Wishful thinking or good for your morale?
"Since he stopped eating gluten, Novak Djokovic has become the world’s number one tennis player!" One company is not at all shy about using this slogan to promote the powers of its gluten-free products. Yet, while a gluten-free diet is highly fashionable today, dieticians and doctors tend to remain unheard when they assure people that cutting out gluten is of no benefit to their health unless they suffer from gluten intolerance. We still wish to believe that this regime is our modern-day panacea. Sportsmen and -women in their quest for achievement are no different to common mortals. From time immemorial people have sought to improve their strength, particularly by favouring certain types of food or ingredients. The athletes of antiquity were convinced of the virtues of bull’s meat, pork and mead. Today, such wishful thinking is channelled towards pills, jelly capsules and drinks fortified with vitamins, caffeine, proteins, carbohydrates, minerals and other micronutrients.
Effective or ineffective?

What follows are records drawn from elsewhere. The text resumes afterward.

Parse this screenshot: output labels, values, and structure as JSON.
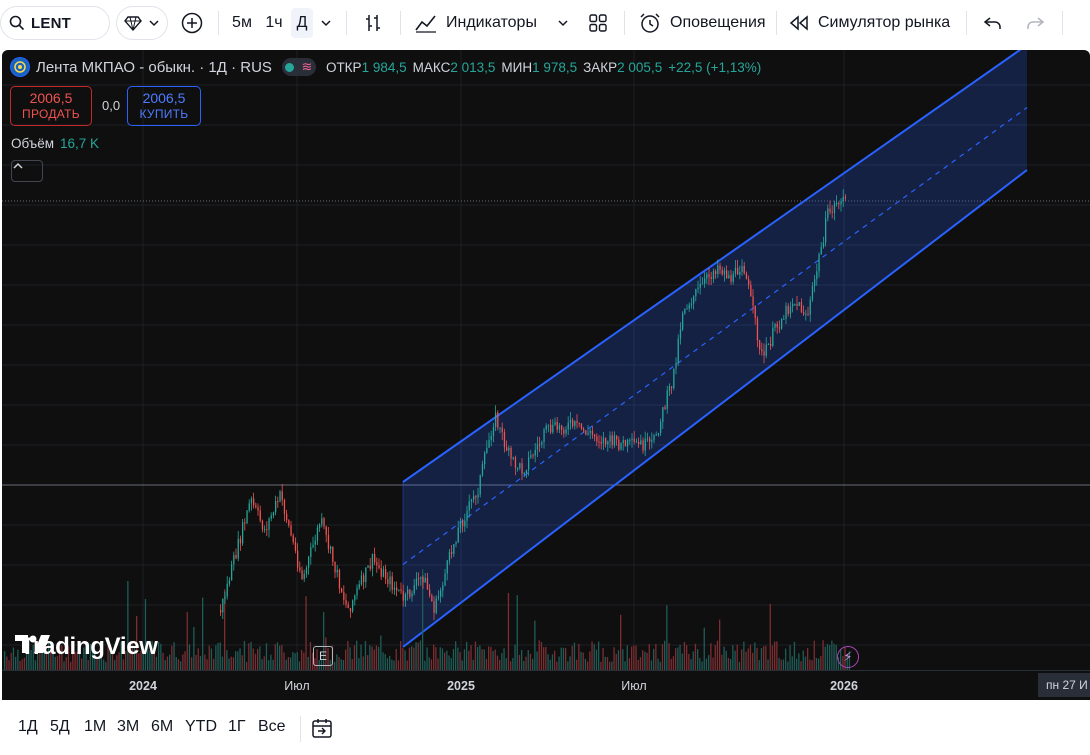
{
  "toolbar": {
    "symbol": "LENT",
    "intervals": [
      "5м",
      "1ч",
      "Д"
    ],
    "indicators_label": "Индикаторы",
    "alerts_label": "Оповещения",
    "replay_label": "Симулятор рынка"
  },
  "legend": {
    "title": "Лента МКПАО - обыкн. · 1Д · RUS",
    "open_label": "ОТКР",
    "open": "1 984,5",
    "high_label": "МАКС",
    "high": "2 013,5",
    "low_label": "МИН",
    "low": "1 978,5",
    "close_label": "ЗАКР",
    "close": "2 005,5",
    "change": "+22,5 (+1,13%)"
  },
  "trade": {
    "sell_price": "2006,5",
    "sell_label": "ПРОДАТЬ",
    "spread": "0,0",
    "buy_price": "2006,5",
    "buy_label": "КУПИТЬ"
  },
  "volume": {
    "label": "Объём",
    "value": "16,7 K"
  },
  "watermark": "TradingView",
  "earnings_badge": "E",
  "time_axis": {
    "labels": [
      "2024",
      "Июл",
      "2025",
      "Июл",
      "2026"
    ],
    "crosshair_date": "пн 27 И"
  },
  "bottom": {
    "ranges": [
      "1Д",
      "5Д",
      "1М",
      "3М",
      "6М",
      "YTD",
      "1Г",
      "Все"
    ]
  },
  "colors": {
    "up": "#26a69a",
    "down": "#ef5350",
    "channel": "#2962ff",
    "background": "#0f0f0f"
  }
}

Supplements may, however, be justified in the context of elite sport, where the body is submitted to exceptional physical stress and strain. This is where encouraging results of experiments performed in vitro have the best chance of being applied to the biological component of exercise. It is a question of small individual dietary improvements and/or targeted supplements optimising the “energy machine”, depending on the kind of exertion (duration, strength, repetition...). However, dietary supplements have only modest influence on sporting success, as they account for no more than 1% or perhaps even only for a fraction of a percentage of improved performance. Yet, for someone with the ambition to win, that little extra is part of a whole that, on any given day, could lead to victory and even to a new record.
Simple, practical and easy to digest
It should now be clear that for sport enthusiasts or amateurs “sophisticated” dietary supplements actually have insignificant impact on performance. This is quite simply because such athletes have not yet stabilised their physical skills (muscle strength and resilience, lung capacity...) at a level where targeted food supplements could provide that little something extra which could actually make a difference. For amateur sports, a balanced diet, eating food that is rich in carbohydrates and fats at the right times, adequate hydration and a training strategy that alternates phases of exertion and recovery are all the key to activities that bring both pleasure and progress. Nonetheless, energy bars and sports drinks can be very practical in certain circumstances. Such products are compact, resistant, nutritious, digestible and easy to keep. They therefore provide a great snack for a trek in the mountains, counteract fatigue and reassure sportsmen they are prepared, come what may!